Look at these people, Aren’t they eerie?
Look at this party, Isn’t it dreary?
I’m so glad I came
— Sally, ‘Don’t Look at Me” from Follies (1971)
The Friends set is not crumbling. The Russian dressing colored couch in Central Perk is not in tatters, and the moths haven’t eaten at the corners of its upholstery. The foosball table in Joey and Chandler’s apartment isn’t in pieces. The garish purple paint in Monica’s apartment isn’t wilting and weeping off the walls. Everything is as it was, unmoored by time. Well, except its cast. One by one, they tacitly enter the soundstage, walking through time the supertext of the scene. And with pop up clones of the sets that have traveled across the country, the world, Friends doesn’t exist so much as the ghost of 1990s pop culture and its sweeping influence; it is its mummification.
In Sally’s eyes, as played by Imelda Staunton in the 2017 National Theatre revival of James Goldman and Stephen Sondheim’s musical Follies directed by Dominick Cooke, you can see madness, pain, a dream slipping through her fingers, curdling into nightmare.
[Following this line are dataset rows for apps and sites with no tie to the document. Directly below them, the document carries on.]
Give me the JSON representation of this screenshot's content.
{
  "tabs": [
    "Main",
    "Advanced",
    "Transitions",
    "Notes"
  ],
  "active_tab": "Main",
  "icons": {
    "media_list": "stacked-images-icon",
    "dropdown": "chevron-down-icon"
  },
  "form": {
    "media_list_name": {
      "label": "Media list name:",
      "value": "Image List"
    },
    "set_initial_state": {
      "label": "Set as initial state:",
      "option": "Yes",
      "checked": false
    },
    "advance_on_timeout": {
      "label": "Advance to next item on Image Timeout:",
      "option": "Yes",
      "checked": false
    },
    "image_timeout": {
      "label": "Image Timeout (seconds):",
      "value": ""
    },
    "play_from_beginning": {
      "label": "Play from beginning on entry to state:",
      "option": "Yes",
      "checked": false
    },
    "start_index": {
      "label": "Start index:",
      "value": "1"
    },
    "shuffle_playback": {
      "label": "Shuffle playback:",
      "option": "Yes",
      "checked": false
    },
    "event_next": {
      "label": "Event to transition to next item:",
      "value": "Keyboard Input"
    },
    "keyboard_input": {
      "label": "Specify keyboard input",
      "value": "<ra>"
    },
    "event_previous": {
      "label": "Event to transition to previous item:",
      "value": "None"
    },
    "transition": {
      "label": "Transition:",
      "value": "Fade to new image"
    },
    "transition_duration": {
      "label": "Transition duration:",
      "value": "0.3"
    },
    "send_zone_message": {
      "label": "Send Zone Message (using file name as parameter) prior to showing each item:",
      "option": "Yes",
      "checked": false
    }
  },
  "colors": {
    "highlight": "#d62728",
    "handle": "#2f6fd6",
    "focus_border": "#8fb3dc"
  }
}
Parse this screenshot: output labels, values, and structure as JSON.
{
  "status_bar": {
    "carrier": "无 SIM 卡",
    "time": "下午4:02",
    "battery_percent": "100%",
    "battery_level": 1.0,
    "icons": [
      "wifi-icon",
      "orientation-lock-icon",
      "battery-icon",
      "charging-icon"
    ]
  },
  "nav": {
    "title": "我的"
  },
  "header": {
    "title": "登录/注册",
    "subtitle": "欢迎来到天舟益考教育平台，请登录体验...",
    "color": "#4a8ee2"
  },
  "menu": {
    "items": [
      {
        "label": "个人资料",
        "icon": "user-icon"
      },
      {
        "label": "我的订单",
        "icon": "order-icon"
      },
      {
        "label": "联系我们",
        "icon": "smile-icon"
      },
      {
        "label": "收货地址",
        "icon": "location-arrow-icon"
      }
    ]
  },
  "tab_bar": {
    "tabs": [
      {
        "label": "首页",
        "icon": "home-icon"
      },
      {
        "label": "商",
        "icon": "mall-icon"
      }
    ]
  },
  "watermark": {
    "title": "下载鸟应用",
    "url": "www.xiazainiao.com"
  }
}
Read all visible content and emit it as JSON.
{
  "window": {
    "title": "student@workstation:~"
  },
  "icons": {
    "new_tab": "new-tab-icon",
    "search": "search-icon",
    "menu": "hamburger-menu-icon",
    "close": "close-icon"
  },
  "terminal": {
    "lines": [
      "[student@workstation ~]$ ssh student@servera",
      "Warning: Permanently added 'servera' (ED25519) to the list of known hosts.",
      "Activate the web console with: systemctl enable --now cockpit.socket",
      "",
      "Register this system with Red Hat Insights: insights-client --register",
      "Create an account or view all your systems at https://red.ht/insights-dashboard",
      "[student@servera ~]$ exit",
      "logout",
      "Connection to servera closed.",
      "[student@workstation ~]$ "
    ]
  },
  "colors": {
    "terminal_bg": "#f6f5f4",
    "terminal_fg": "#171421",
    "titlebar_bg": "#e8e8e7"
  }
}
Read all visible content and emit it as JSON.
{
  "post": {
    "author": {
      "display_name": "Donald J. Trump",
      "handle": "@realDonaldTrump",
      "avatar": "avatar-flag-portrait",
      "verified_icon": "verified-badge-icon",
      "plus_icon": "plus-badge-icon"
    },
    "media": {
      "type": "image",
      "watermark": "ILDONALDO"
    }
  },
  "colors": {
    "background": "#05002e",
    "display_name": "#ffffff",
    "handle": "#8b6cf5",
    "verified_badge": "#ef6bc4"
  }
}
It’s Sally’s folly in the back part of the show, the ghosts of the past not so much stalking her, her pathetic and unfaithful husband Buddy, her former best friend Phyllis, and the object of her desire Ben, so much as creating a phantasmagoric vaudevillian performance space which forces them to confront their ills. This is “Loveland”, as the hoofers tell us, draped in idyllic, too perfect to be true baby blue lighting, silky curtains, and costumes that uncannily resurrect the past. It’s so much sadder than being deranged because reality is just at the edges.
It seems significant that Sally’s number, quiet and rumbling compared to the vivacious pastiches of everyone else’s, including their former selves, is called a “torch song”. Minimalist where the others’ performances are maximalist, she sits by a vanity, her nightgown, her skin, her hair milky and shimmering in a way it hasn’t since she was a showgirl. She’s starlight, but she’s dying. A flame that’s burned eternal, the blue at its base wavering in the wind but still alight. Imelda Staunton’s rendition of “Losing My Mind” simmers at first until she douses herself in kerosene, her continued, desperate and mad pining for Ben, even when he’s once again spurned her, the ultimate kind of self-immolation.
I tend to describe Jason Reitman and Diablo Cody’s Tully, which seemed to be shrugged off when it was released in 2018, as “Follies, but about motherhood”, a reference that, though it may only register for some people, seems apt to me: certainly, it is about the challenges of motherhood (in particular, raising three children), and the skewed and inequitable manner in which the labor and work of motherhood is discussed, and a thoughtful character study of a woman, Margo (Charlize Theron), experiencing postpartum depression. I think it is also about the lives we lead, the ones which we wish explored and embodied, and the struggle to reconcile our past dreams and aspirations with present reality. Read the rest of this entry »